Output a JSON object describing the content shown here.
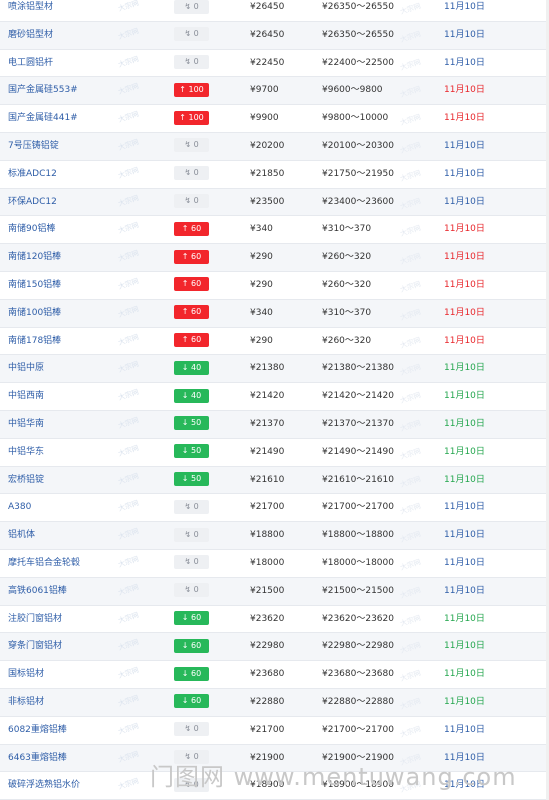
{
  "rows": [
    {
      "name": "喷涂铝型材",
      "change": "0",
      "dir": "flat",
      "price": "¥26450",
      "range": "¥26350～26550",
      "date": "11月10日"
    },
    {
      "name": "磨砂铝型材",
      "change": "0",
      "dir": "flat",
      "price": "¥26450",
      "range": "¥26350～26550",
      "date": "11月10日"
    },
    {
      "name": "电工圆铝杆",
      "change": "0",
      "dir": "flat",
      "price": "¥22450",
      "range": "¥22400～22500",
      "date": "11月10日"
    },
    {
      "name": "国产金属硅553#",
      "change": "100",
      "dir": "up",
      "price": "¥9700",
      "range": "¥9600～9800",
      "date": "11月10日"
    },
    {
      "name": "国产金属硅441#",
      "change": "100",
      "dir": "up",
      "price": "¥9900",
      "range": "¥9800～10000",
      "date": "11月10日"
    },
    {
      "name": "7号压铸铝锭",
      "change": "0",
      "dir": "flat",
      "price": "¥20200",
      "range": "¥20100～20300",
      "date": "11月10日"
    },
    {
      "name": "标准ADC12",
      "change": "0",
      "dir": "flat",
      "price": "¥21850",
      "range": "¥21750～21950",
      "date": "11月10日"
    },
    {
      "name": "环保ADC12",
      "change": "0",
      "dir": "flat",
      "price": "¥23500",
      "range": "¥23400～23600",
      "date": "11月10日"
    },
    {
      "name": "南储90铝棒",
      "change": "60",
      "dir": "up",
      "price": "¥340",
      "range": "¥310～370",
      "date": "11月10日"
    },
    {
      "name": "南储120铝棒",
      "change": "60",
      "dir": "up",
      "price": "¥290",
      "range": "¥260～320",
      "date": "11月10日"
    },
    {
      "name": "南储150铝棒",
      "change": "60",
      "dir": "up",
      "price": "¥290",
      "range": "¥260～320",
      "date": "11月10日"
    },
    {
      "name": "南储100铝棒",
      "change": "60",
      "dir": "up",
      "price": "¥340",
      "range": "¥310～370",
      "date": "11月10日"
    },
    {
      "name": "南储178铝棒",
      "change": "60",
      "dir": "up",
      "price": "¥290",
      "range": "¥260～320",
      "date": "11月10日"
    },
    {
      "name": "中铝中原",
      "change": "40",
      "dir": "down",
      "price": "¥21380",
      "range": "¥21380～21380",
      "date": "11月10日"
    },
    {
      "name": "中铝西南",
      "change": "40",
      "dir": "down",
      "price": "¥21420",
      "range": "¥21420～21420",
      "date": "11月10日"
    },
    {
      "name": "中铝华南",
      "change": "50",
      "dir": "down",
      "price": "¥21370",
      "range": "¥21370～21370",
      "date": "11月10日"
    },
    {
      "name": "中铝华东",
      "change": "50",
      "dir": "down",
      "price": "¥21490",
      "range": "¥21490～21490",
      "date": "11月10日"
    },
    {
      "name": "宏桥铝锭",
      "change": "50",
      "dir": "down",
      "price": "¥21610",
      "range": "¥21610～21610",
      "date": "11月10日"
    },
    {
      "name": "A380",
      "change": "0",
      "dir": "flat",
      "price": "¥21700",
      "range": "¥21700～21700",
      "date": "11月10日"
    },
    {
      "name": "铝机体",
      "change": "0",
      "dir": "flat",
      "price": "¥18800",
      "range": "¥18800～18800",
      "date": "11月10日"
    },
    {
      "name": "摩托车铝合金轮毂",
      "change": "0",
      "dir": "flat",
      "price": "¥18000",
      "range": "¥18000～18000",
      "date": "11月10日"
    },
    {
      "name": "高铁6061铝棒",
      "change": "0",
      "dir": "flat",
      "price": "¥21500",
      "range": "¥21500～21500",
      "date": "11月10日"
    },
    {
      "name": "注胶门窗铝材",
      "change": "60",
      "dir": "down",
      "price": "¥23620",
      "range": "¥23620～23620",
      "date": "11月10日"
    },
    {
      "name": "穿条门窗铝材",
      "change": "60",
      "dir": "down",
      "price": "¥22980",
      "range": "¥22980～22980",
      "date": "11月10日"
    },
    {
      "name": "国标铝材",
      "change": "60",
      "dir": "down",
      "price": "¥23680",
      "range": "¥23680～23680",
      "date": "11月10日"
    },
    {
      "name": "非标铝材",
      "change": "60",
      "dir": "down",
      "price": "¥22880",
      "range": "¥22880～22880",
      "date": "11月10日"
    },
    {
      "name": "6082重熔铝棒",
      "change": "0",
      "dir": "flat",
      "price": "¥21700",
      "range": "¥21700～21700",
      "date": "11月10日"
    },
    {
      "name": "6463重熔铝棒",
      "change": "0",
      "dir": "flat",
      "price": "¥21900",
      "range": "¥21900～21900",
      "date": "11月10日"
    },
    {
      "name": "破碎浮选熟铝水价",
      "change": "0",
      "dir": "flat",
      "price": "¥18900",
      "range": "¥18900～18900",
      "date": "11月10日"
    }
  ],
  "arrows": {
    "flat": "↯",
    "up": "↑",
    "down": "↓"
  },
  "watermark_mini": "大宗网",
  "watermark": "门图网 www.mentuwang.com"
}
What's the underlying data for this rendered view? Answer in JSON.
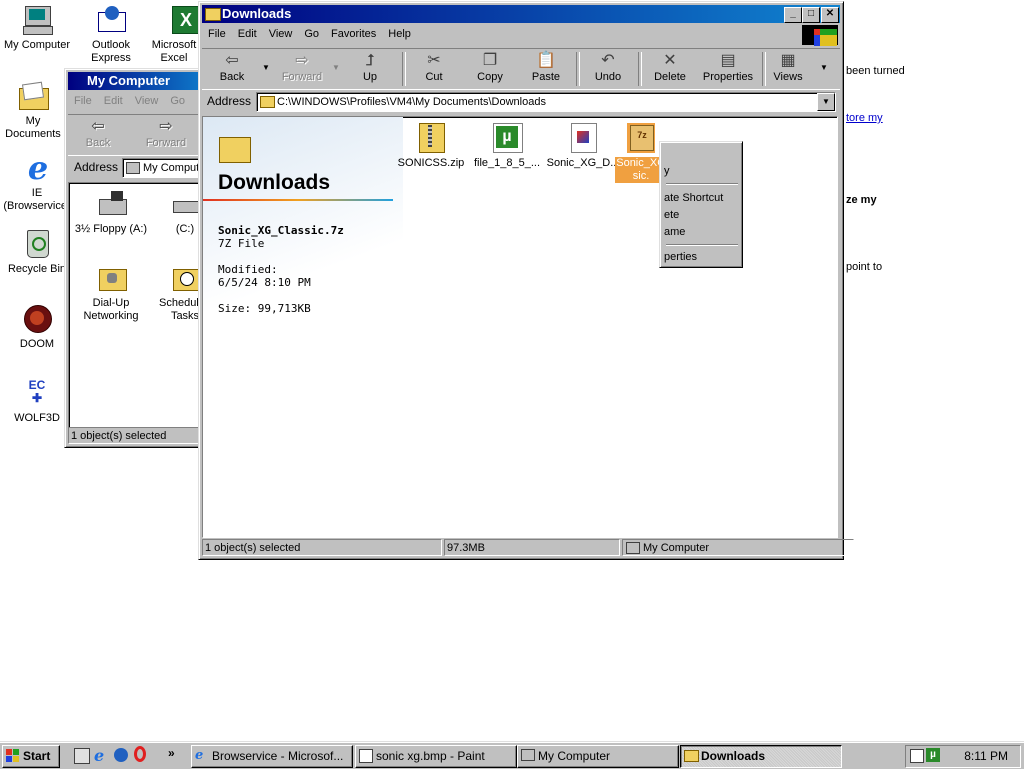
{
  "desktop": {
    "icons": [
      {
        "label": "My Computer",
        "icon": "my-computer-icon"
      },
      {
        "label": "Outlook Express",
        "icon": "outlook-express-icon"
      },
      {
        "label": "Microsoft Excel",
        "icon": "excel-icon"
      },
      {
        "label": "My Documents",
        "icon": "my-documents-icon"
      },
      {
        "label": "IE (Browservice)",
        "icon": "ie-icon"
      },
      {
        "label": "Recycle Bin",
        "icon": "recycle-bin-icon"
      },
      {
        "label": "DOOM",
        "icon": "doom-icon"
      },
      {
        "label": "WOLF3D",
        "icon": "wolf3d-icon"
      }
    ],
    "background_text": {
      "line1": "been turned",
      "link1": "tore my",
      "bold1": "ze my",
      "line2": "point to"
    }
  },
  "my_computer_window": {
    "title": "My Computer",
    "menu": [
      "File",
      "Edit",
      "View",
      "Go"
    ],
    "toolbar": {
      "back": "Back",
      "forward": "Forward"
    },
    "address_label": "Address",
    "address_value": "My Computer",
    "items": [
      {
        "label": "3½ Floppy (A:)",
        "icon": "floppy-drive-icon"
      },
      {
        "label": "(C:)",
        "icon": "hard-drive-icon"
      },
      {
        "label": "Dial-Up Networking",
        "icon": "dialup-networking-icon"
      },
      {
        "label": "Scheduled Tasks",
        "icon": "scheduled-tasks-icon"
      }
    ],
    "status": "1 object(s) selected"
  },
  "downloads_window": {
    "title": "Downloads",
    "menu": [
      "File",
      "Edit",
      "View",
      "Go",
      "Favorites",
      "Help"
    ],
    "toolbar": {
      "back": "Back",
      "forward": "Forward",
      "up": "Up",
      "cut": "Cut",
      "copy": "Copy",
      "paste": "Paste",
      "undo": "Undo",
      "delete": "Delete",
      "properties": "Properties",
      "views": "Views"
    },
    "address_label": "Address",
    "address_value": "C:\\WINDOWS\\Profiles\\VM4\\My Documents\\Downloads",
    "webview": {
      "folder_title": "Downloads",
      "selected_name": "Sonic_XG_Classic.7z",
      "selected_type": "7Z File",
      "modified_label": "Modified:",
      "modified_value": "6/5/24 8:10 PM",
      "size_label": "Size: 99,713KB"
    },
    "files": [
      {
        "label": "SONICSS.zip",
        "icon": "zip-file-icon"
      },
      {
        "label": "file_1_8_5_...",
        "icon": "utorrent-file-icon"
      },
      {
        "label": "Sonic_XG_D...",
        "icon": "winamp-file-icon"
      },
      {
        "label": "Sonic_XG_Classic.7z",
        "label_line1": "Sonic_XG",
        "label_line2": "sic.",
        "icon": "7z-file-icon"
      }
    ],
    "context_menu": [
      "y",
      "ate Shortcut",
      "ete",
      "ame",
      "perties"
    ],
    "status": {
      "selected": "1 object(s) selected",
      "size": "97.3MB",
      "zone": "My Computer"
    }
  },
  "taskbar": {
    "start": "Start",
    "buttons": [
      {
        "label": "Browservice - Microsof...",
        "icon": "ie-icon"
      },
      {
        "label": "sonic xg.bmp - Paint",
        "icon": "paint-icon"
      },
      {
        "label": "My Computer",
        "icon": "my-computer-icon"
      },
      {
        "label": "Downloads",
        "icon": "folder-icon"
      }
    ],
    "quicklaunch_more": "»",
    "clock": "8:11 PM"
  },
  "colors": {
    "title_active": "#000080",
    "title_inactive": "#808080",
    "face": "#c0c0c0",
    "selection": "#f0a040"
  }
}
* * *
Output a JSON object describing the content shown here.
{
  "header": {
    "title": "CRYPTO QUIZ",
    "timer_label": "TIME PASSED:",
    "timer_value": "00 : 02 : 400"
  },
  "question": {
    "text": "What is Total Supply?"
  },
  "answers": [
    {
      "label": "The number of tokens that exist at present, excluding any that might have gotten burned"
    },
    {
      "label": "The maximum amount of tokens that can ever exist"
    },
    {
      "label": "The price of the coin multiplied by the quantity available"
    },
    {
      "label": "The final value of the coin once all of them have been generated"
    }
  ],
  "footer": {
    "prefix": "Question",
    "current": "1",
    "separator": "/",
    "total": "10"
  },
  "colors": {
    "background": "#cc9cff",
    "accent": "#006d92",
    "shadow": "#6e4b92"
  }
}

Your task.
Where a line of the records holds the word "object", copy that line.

Worked solution.
Output a JSON object describing the content shown here.
    "status": "1 object(s) selected"
      "selected": "1 object(s) selected",
Output a JSON object describing the content shown here.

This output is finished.